Shaw's Newsagents & Toy Shop. Shaw's Newsagents was located on Stockport Road in South Levenshulme, opposite Clare Road. It was primarily a newsagent, but also had a large toy section at the back of the shop. They sold lead & plastic toy soldiers & also Corgi Toys, amongst many other toys & games. I remember that if you only bought one toy soldier they would still wrap it in tissue paper & put it in a paper bag. What service!!

Babyfair. Babyfair, as its name implies, sold mainly prams & baby supplies. However, they did carry some toy lines, such as Spot-On cars and Tri-ang Toys. My sister Rosemary worked there for a while & I ended up with some great Christmas presents that year!

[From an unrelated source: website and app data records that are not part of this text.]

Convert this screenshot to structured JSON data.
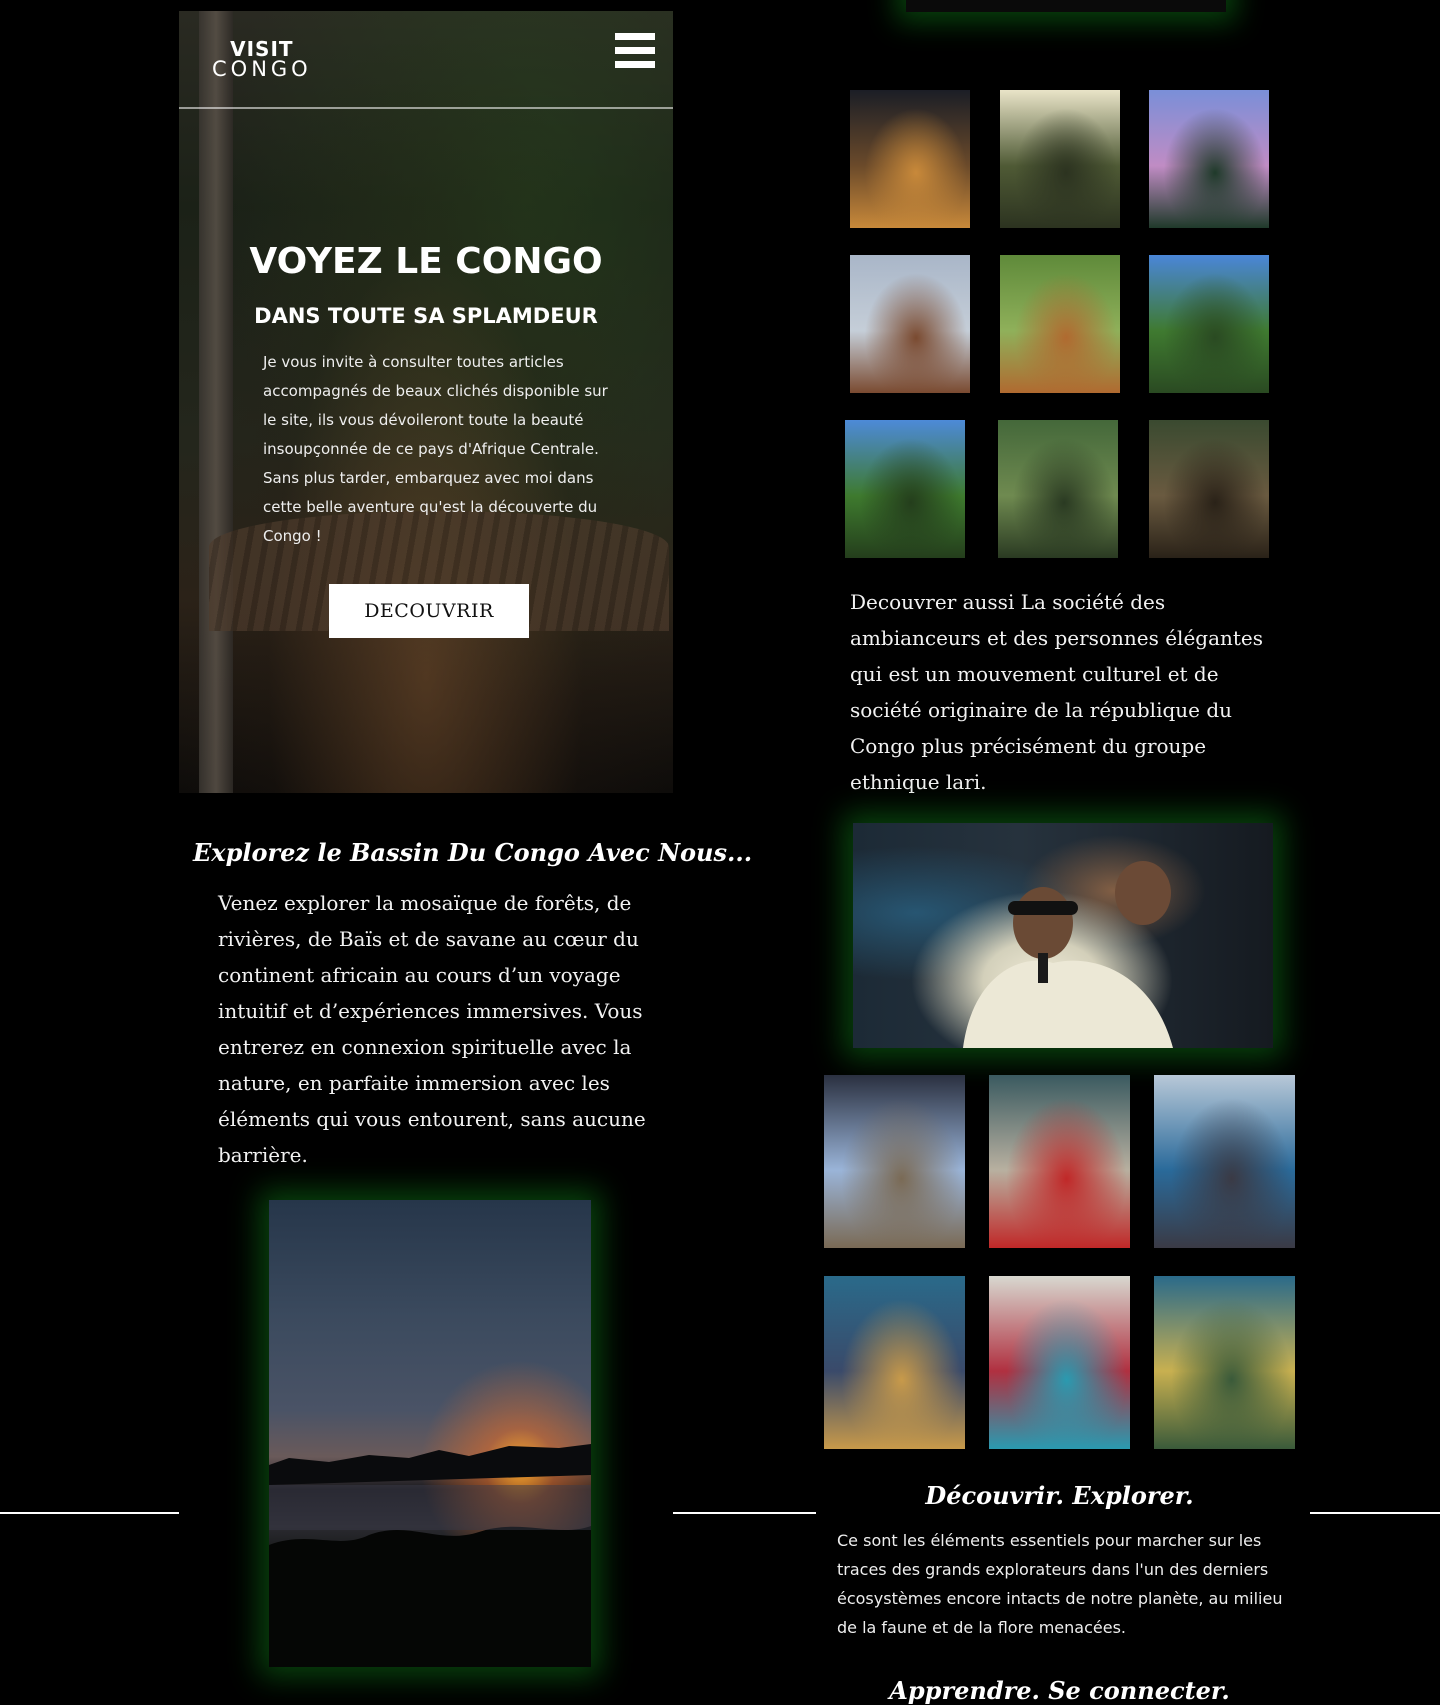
{
  "header": {
    "logo_line1": "VISIT",
    "logo_line2": "CONGO",
    "menu_icon": "hamburger-menu-icon"
  },
  "hero": {
    "title": "VOYEZ LE CONGO",
    "subtitle": "DANS TOUTE SA SPLAMDEUR",
    "body": "Je vous invite à consulter toutes articles accompagnés de beaux clichés disponible sur le site, ils vous dévoileront toute la beauté insoupçonnée de ce pays d'Afrique Centrale. Sans plus tarder, embarquez avec moi dans cette belle aventure qu'est la découverte du Congo !",
    "cta_label": "DECOUVRIR"
  },
  "explore": {
    "heading": "Explorez le Bassin Du Congo Avec Nous...",
    "body": "Venez explorer la mosaïque de forêts,  de rivières, de Baïs et de savane au cœur du continent africain au cours d’un voyage intuitif et d’expériences immersives. Vous entrerez en connexion spirituelle avec la nature, en parfaite immersion avec les éléments qui vous entourent, sans aucune barrière."
  },
  "nature_gallery": [
    {
      "name": "treehouse-night-photo",
      "colors": [
        "#1b1e26",
        "#6b4a2a",
        "#c8893a"
      ]
    },
    {
      "name": "forest-hikers-photo",
      "colors": [
        "#e9e4c8",
        "#4f5a35",
        "#2c3320"
      ]
    },
    {
      "name": "tree-sunset-sky-photo",
      "colors": [
        "#7a8fd8",
        "#c08cc4",
        "#1f3a2a"
      ]
    },
    {
      "name": "eagle-on-rock-photo",
      "colors": [
        "#a9b6c8",
        "#c5ced8",
        "#7a4a30"
      ]
    },
    {
      "name": "antelopes-field-photo",
      "colors": [
        "#5f8a3a",
        "#8fb05a",
        "#b06a30"
      ]
    },
    {
      "name": "river-forest-photo-1",
      "colors": [
        "#4a86d8",
        "#3f7a30",
        "#2a4a22"
      ]
    },
    {
      "name": "river-forest-photo-2",
      "colors": [
        "#4d8ad8",
        "#3e7a2e",
        "#243e1c"
      ]
    },
    {
      "name": "mossy-tree-hiker-photo",
      "colors": [
        "#44683a",
        "#6f8a50",
        "#2a3a22"
      ]
    },
    {
      "name": "wooden-walkway-photo",
      "colors": [
        "#3a4a30",
        "#6a5a40",
        "#2a2218"
      ]
    }
  ],
  "sape": {
    "text": "Decouvrer aussi La société des ambianceurs et des personnes élégantes qui est un mouvement culturel et de société originaire de la république du Congo plus précisément du groupe ethnique lari.",
    "feature_photo": "sapeur-with-pipe-photo"
  },
  "sape_gallery": [
    {
      "name": "sapeur-blue-shirt-photo",
      "colors": [
        "#2a3040",
        "#9ab4d8",
        "#7a6a55"
      ]
    },
    {
      "name": "sapeur-red-tie-photo",
      "colors": [
        "#3a5a60",
        "#b8b0a0",
        "#c02828"
      ]
    },
    {
      "name": "sapeur-dance-street-photo",
      "colors": [
        "#b8c8d8",
        "#2a6a9a",
        "#3a3a45"
      ]
    },
    {
      "name": "sapeur-blue-suit-photo",
      "colors": [
        "#2a6a8a",
        "#3a4a6a",
        "#c89a4a"
      ]
    },
    {
      "name": "crowd-watching-photo",
      "colors": [
        "#d8d8d0",
        "#b03040",
        "#2a9ab0"
      ]
    },
    {
      "name": "sapeur-plaid-suit-photo",
      "colors": [
        "#2a6a8a",
        "#c8b050",
        "#3a5a3a"
      ]
    }
  ],
  "discover_explore": {
    "heading": "Découvrir. Explorer.",
    "body": "Ce sont les éléments essentiels pour marcher sur les traces des grands explorateurs dans l'un des derniers écosystèmes encore intacts de notre planète, au milieu de la faune et de la flore menacées."
  },
  "learn_connect": {
    "heading": "Apprendre. Se connecter."
  }
}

The above photograph shows my brother-in -law, David Arnold, playing with his Tri-ang Train set. This was a Christmas present in 1955. It was probably bought at Halsall's, as they were the local stockist of both Tri-ang & Hornby Dublo trains. I am now a collector of these old train sets, which were widely exported around the world.

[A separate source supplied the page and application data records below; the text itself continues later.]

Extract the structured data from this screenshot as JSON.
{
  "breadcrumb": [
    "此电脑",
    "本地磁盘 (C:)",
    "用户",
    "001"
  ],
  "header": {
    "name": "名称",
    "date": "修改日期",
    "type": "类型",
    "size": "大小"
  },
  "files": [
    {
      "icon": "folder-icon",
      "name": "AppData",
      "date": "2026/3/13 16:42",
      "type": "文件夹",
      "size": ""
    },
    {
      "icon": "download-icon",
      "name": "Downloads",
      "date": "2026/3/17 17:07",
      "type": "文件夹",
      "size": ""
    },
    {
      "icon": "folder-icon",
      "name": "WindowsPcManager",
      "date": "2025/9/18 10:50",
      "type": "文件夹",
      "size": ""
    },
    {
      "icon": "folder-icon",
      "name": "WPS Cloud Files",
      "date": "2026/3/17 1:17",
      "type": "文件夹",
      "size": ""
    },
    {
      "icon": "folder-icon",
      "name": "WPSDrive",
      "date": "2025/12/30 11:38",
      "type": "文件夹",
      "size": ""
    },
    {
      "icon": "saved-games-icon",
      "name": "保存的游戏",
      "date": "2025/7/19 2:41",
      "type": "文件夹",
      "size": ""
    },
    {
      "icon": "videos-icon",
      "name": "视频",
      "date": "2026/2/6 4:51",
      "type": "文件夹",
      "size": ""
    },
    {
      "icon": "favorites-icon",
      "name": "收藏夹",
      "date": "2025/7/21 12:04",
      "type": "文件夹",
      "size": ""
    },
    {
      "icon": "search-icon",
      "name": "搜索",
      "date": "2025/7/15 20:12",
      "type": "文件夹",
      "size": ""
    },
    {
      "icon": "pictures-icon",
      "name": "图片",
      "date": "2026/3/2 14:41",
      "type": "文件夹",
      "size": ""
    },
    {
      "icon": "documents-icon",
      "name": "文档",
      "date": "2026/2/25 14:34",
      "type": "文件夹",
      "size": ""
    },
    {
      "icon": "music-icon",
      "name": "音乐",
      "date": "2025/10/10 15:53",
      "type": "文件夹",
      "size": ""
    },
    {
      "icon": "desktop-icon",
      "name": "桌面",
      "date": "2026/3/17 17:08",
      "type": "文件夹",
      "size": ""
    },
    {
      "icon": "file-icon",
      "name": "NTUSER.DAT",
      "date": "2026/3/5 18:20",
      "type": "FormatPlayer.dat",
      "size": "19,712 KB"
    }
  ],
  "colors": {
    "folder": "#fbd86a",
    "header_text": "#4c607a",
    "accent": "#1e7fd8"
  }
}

Tri-ang Trains Catalogue 1964. A Levenshulme Connection!

Although it is a very tenuous connection, the Blue Midland Pullman train shown on the front of this 1964 Tri-ang Railways catalogue, did pass through Levenshulme South station in the early 1960s. The real trains were based at Reddish Sheds, and made the daily transition from there to Manchester Central Station. They then operated a service between Manchester & London, St Pancras. I vividly remember the trains stopping at the Levenshulme South Station, while waiting for a signal, and the rumbling sound of their diesel engines. Does anyone have , or know of any photos of these trains at Levenshulme or Reddish? See my Railways page for more detail and photos.

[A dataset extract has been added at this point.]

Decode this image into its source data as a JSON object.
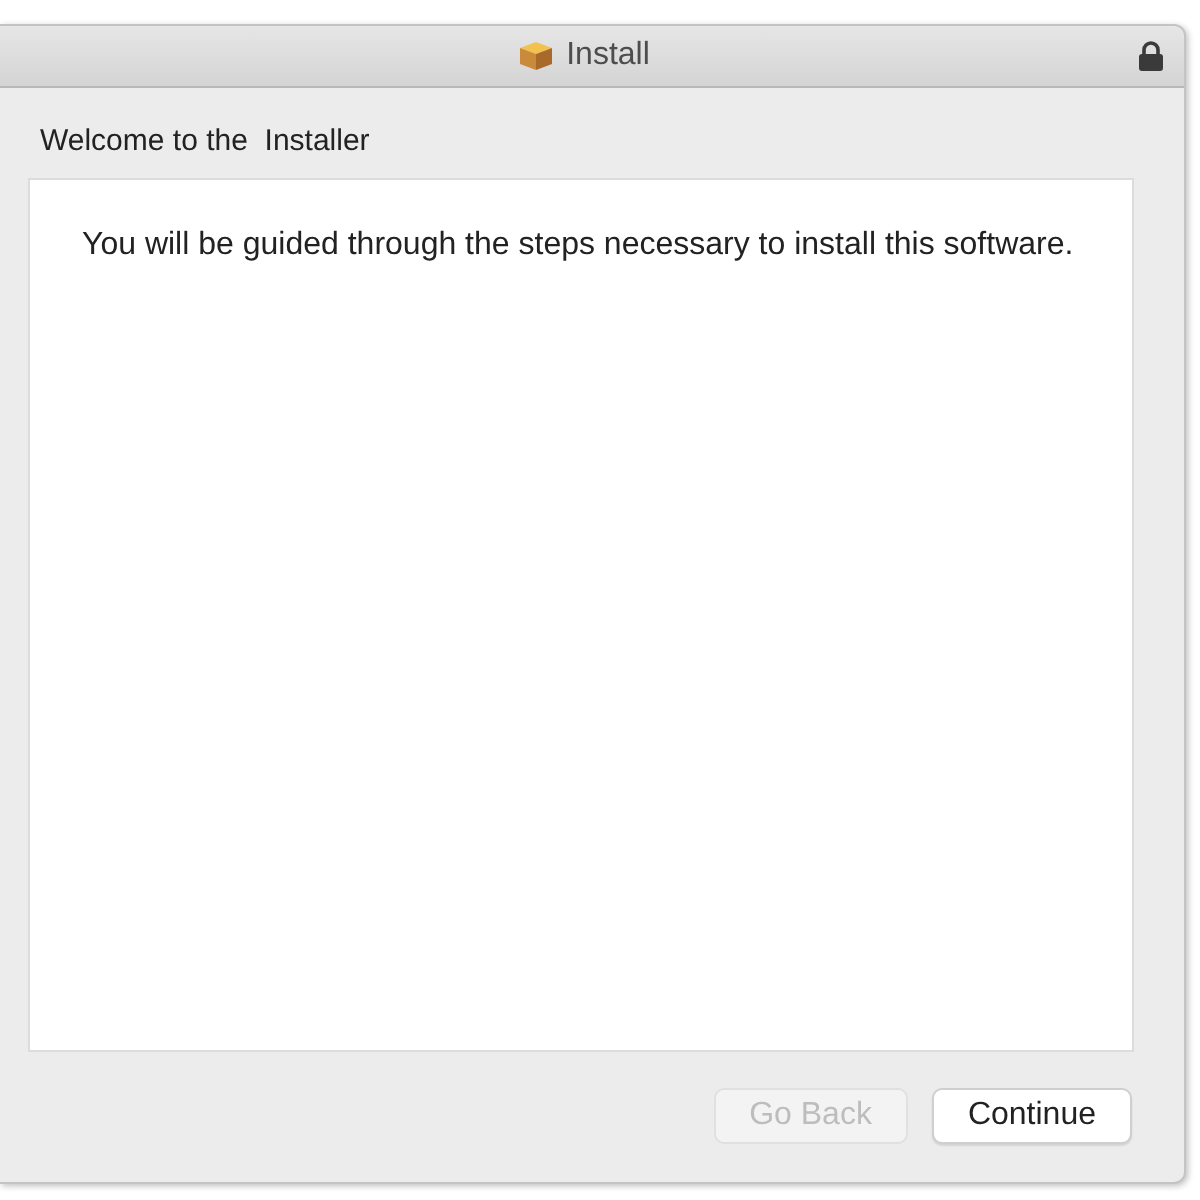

If anyone can remember any other toy shops that I have missed, please let me know. Also photos of Levenshulme toy shops would be appreciated.

This postcard view from the early 20th century is a scene showing the northern end of Levenshulme. It features the Levenshulme Congregational Church & the Mechanics Institute. This scene remains much the same in 2004. ( Photo via Les Cotton)

Stockport Road, North Levenshulme, looking south. This view is much the same in 2004, although some of the buildings on the west side may no longer exist. This view probably dates from the 1920's. ( Photo via Joy Mercer)

This photo of Stockport Road was taken from the corner of Carrill Grove. The period seems to be the early 1930s. Note the John Williams store on the corner, a well known name in grocery well into the 1960s. Also note the St. Peters Lytch gate in the background.

The Police in Levenshulme

As Levenshulme grew into a thriving community the need for a police presence was established and a fine stone faced police station was built on Stockport Road. This adjoined the new Levenshulme Town Hall. The station was under the control of the Lancashire Constabulary, and its coat of arms were emblazoned over the side gateway. There were very likely stables at the rear of the building. When I was a child this building was the local school clinic.

An early photo of Levenshulme Police Station.

This photograph shows Constable Irving, Levenshulmes first policeman 1890.

An interesting photo showing a police call box situated at the corner of Cringle Road and Stockport Road. This would be a refuge for patrolling police constables, and it also had an emergency phone for the use of the general public. Were there more of these boxes in Levenshulme. The box was painted blue, and was the Manchester equivalent of the Metropolitan Police box made famous as Dr Who's Tardis in the popular BBC TV series. When did this unique building disappear? Were there any other such boxes in Levenshulme?

In the 1950s and 60s, Levenshulmes police needs were administered from the small police station on Stockport Road, near Crowcroft Park. Now the nearest police station is in Gorton.

This is the small police station in 1959. It later became an insurance office. (Manchester libraries)

Gorton Community Police Station.